So with this recipe, I made lemon cranberry granola with sunflower seeds and almonds. But before I've made vanilla coconut date granola. And before that I made raisin cinnamon granola. The possibilities are really endless! Make what your family likes and enjoy it.

Wednesday, June 1, 2011

Embracing Your Inner Granola

The title of this post is what I did yesterday. Now, it may have something to do with Mike fixing the breaks on the van. Which he did a great job on, by the way, even despite running into a few problems (which we think caused them to need to be fixed....). Anyway, Mike was running around town most of the day looking for bolts and parts and what not and I was home with the kids - without a vehicle.
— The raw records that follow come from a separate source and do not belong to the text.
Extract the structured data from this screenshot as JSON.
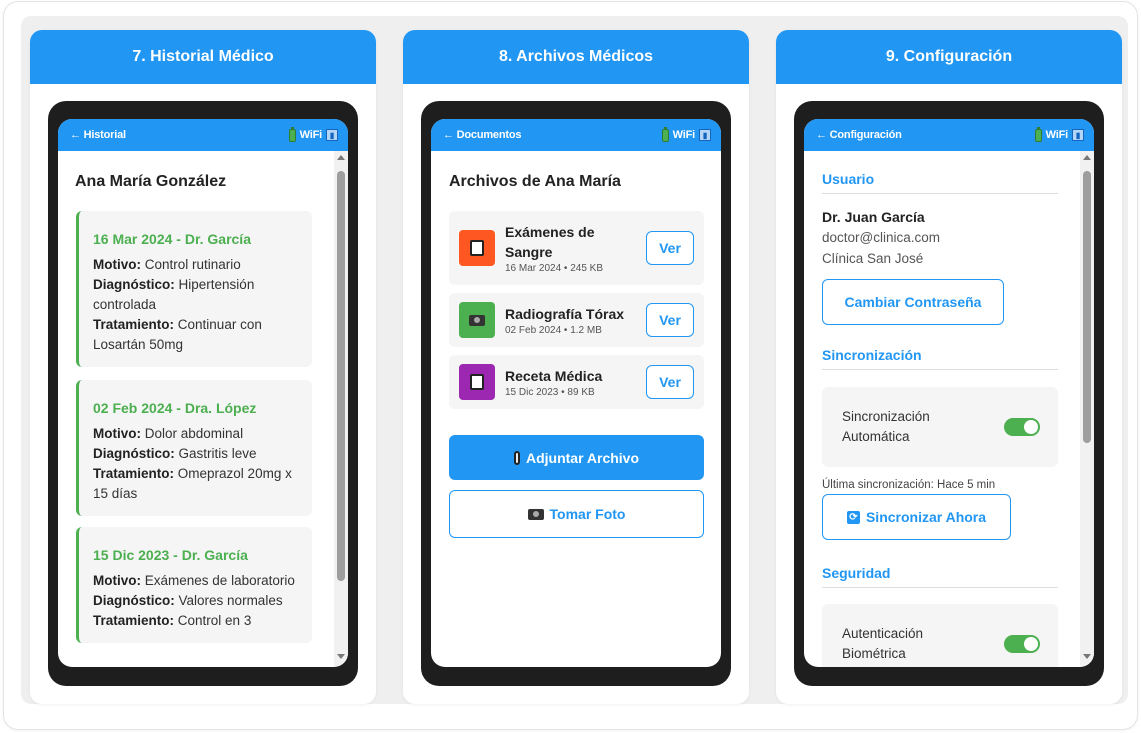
{
  "cards": [
    {
      "title": "7. Historial Médico",
      "status": {
        "back": "← Historial",
        "wifi": "WiFi"
      },
      "patient_name": "Ana María González",
      "visits": [
        {
          "date_doctor": "16 Mar 2024 - Dr. García",
          "motivo_label": "Motivo:",
          "motivo": "Control rutinario",
          "diag_label": "Diagnóstico:",
          "diagnostico": "Hipertensión controlada",
          "trat_label": "Tratamiento:",
          "tratamiento": "Continuar con Losartán 50mg"
        },
        {
          "date_doctor": "02 Feb 2024 - Dra. López",
          "motivo_label": "Motivo:",
          "motivo": "Dolor abdominal",
          "diag_label": "Diagnóstico:",
          "diagnostico": "Gastritis leve",
          "trat_label": "Tratamiento:",
          "tratamiento": "Omeprazol 20mg x 15 días"
        },
        {
          "date_doctor": "15 Dic 2023 - Dr. García",
          "motivo_label": "Motivo:",
          "motivo": "Exámenes de laboratorio",
          "diag_label": "Diagnóstico:",
          "diagnostico": "Valores normales",
          "trat_label": "Tratamiento:",
          "tratamiento": "Control en 3"
        }
      ]
    },
    {
      "title": "8. Archivos Médicos",
      "status": {
        "back": "← Documentos",
        "wifi": "WiFi"
      },
      "files_title": "Archivos de Ana María",
      "files": [
        {
          "name": "Exámenes de Sangre",
          "meta": "16 Mar 2024 • 245 KB",
          "button": "Ver",
          "color": "#ff5722"
        },
        {
          "name": "Radiografía Tórax",
          "meta": "02 Feb 2024 • 1.2 MB",
          "button": "Ver",
          "color": "#4caf50"
        },
        {
          "name": "Receta Médica",
          "meta": "15 Dic 2023 • 89 KB",
          "button": "Ver",
          "color": "#9c27b0"
        }
      ],
      "attach_button": "Adjuntar Archivo",
      "photo_button": "Tomar Foto"
    },
    {
      "title": "9. Configuración",
      "status": {
        "back": "← Configuración",
        "wifi": "WiFi"
      },
      "user_section": "Usuario",
      "user_name": "Dr. Juan García",
      "user_email": "doctor@clinica.com",
      "user_clinic": "Clínica San José",
      "change_password": "Cambiar Contraseña",
      "sync_section": "Sincronización",
      "auto_sync": "Sincronización Automática",
      "last_sync": "Última sincronización: Hace 5 min",
      "sync_now": "Sincronizar Ahora",
      "security_section": "Seguridad",
      "biometric": "Autenticación Biométrica"
    }
  ],
  "colors": {
    "primary": "#2196f3",
    "success": "#4caf50"
  }
}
First, thing that happened is I realized we were totally out of bread for sandwiches. Thankfully, I noticed this early on and had time to make bread. Of course, I was nearly out of all my whole wheat and bread flours but I did find some rye flour in the pantry. So I made rye bread, or made up my own recipe for it, since I figured I also use up the white whole wheat and the bread flours too. Abby helped and she has informed me that it is the best bread. Frankly, I think she's a little biased and she also liked the idea of of the cocoa powder we added to give it a darker color.

Then, I realized we were pretty much out of snacks. Are you sensing a theme here? So I decided to make some granola. Why? Cause it is cheap, easy, and the kids like it on yogurt. I'll get to the yogurt part soon enough. So I made some cranberry lemon flavored granola.
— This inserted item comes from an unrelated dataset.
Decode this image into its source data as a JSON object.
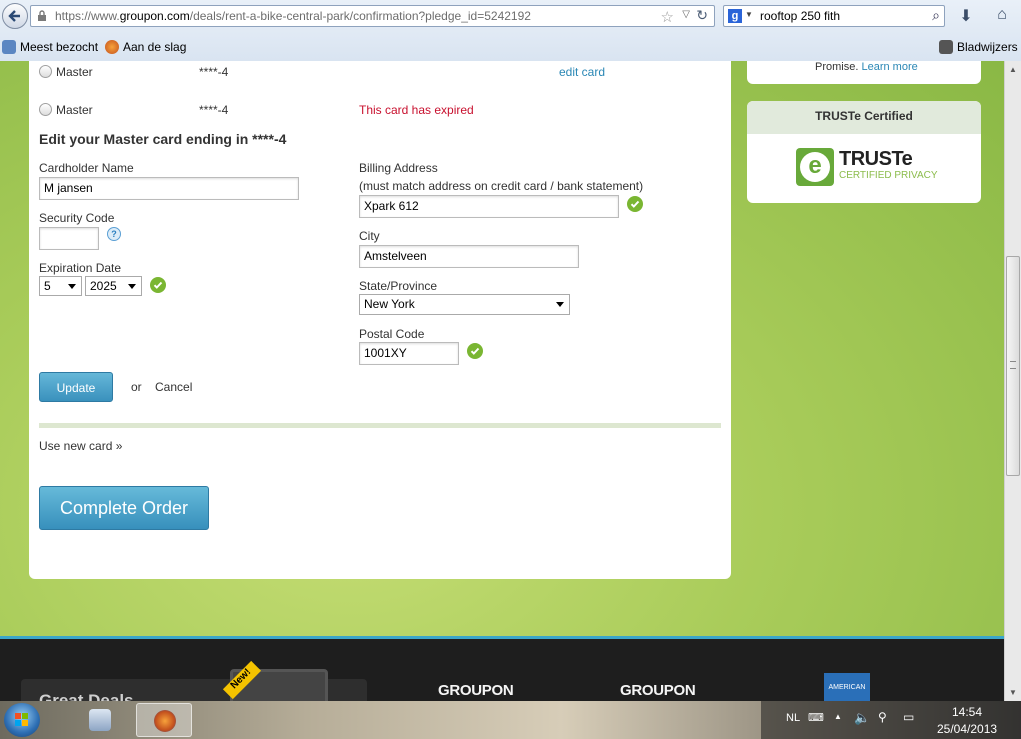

Now, having been inspired by several blog posts on making homemade ricotta cheese, I had picked up a gallon of full fat milk (we usually drink one percent here) last week during my weekly shopping trip. Yesterday was the "best by" date so I figured I better use it up. But what I didn't realize is that I didn't really need a full gallon of milk to make the ricotta so I also decided to make yogurt in the crockpot. Also something I hadn't done before.

Making the ricotta cheese was so fun!!! And easy! Here's what I did:
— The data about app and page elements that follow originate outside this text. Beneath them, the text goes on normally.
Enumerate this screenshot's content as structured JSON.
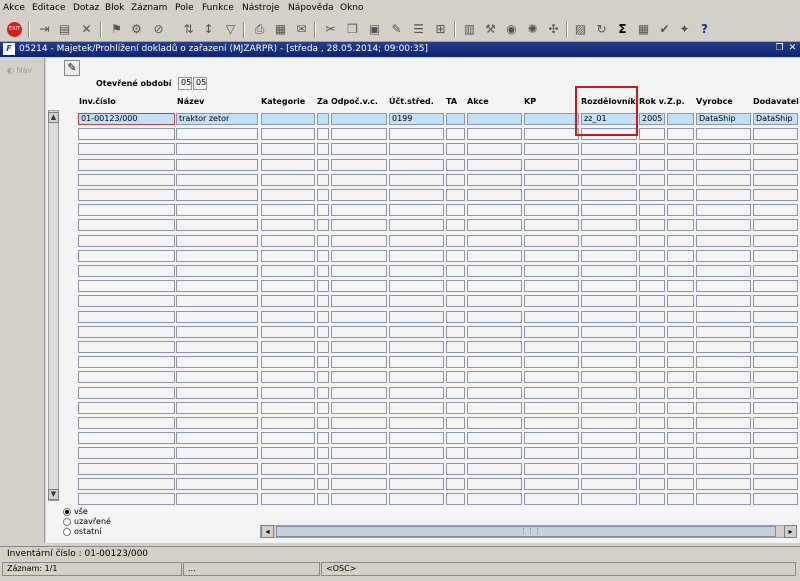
{
  "menu": [
    "Akce",
    "Editace",
    "Dotaz",
    "Blok",
    "Záznam",
    "Pole",
    "Funkce",
    "Nástroje",
    "Nápověda",
    "Okno"
  ],
  "window": {
    "title": "05214 - Majetek/Prohlížení dokladů o zařazení (MJZARPR) - [středa , 28.05.2014; 09:00:35]"
  },
  "nav": {
    "label": "Nav"
  },
  "period": {
    "label": "Otevřené období",
    "month": "05",
    "year": "05"
  },
  "columns": [
    "Inv.číslo",
    "Název",
    "Kategorie",
    "Za",
    "Odpoč.v.c.",
    "Účt.střed.",
    "TA",
    "Akce",
    "KP",
    "Rozdělovník",
    "Rok v.",
    "Z.p.",
    "Vyrobce",
    "Dodavatel"
  ],
  "rows": [
    {
      "inv": "01-00123/000",
      "nazev": "traktor zetor",
      "ucet": "0199",
      "rozdelovnik": "zz_01",
      "rok": "2005",
      "vyrobce": "DataShip",
      "dodavatel": "DataShip"
    }
  ],
  "filter": {
    "options": [
      "vše",
      "uzavřené",
      "ostatní"
    ],
    "selected": "vše"
  },
  "hint": "Inventární číslo : 01-00123/000",
  "status": {
    "record": "Záznam: 1/1",
    "mode": "...",
    "osc": "<OSC>"
  },
  "colors": {
    "titlebar": "#0a2470",
    "selected_row": "#c4e0f4",
    "highlight_box": "#e01010"
  }
}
1/2 gallon (8 cups) full fat milk
1/3 cup of white distilled vinegar
1 tsp of kosher salt (I might even add more if I knew the ricotta was bound for a savory dish)

Heat the milk on the stove top in a non-reactive pot. Heat to about 180 degrees over medium heat. If you don't have a thermometer then heat it just to the point where it starts to simmer. From what I've read though, anywhere from 165 to 185 degrees is just fine. You may want to stir as it is heating if you don't have solidly built pans as you do not want the milk to scorch! Turn off the heat, gently stir in the vinegar. Stir for about a minute. You'll see curds start to form right away. Use a slotted spoon or I have a small enough wire mesh colander that I simply used that to scoop the curds out of the whey. Have a colander lined with paper towels over another bowl, and place the curds on the paper towels to drain. Oila! Ricotta cheese! It tastes whey, I mean way, better than the stuff from the store. Refrigerate and use in the next 7 days. Save the whey, there are lots of uses for that nutritional liquid (including using it like buttermilk in recipes!).

So, after making the cheese, I still had another half gallon of milk so I started making yogurt. I have no fancy yogurt machine and frankly, bacteria, for the most part scare me. But after reading this blog post, I decided I had to give it a try. It was very simple. I let it drain again in paper towel line colander in the fridge (so I have more whey!) and gave some to the kids today for a snack. I served it with homemade strawberry/rhubarb jam, topped with homemade granola. I'm feeling my "inner granola" big time. :)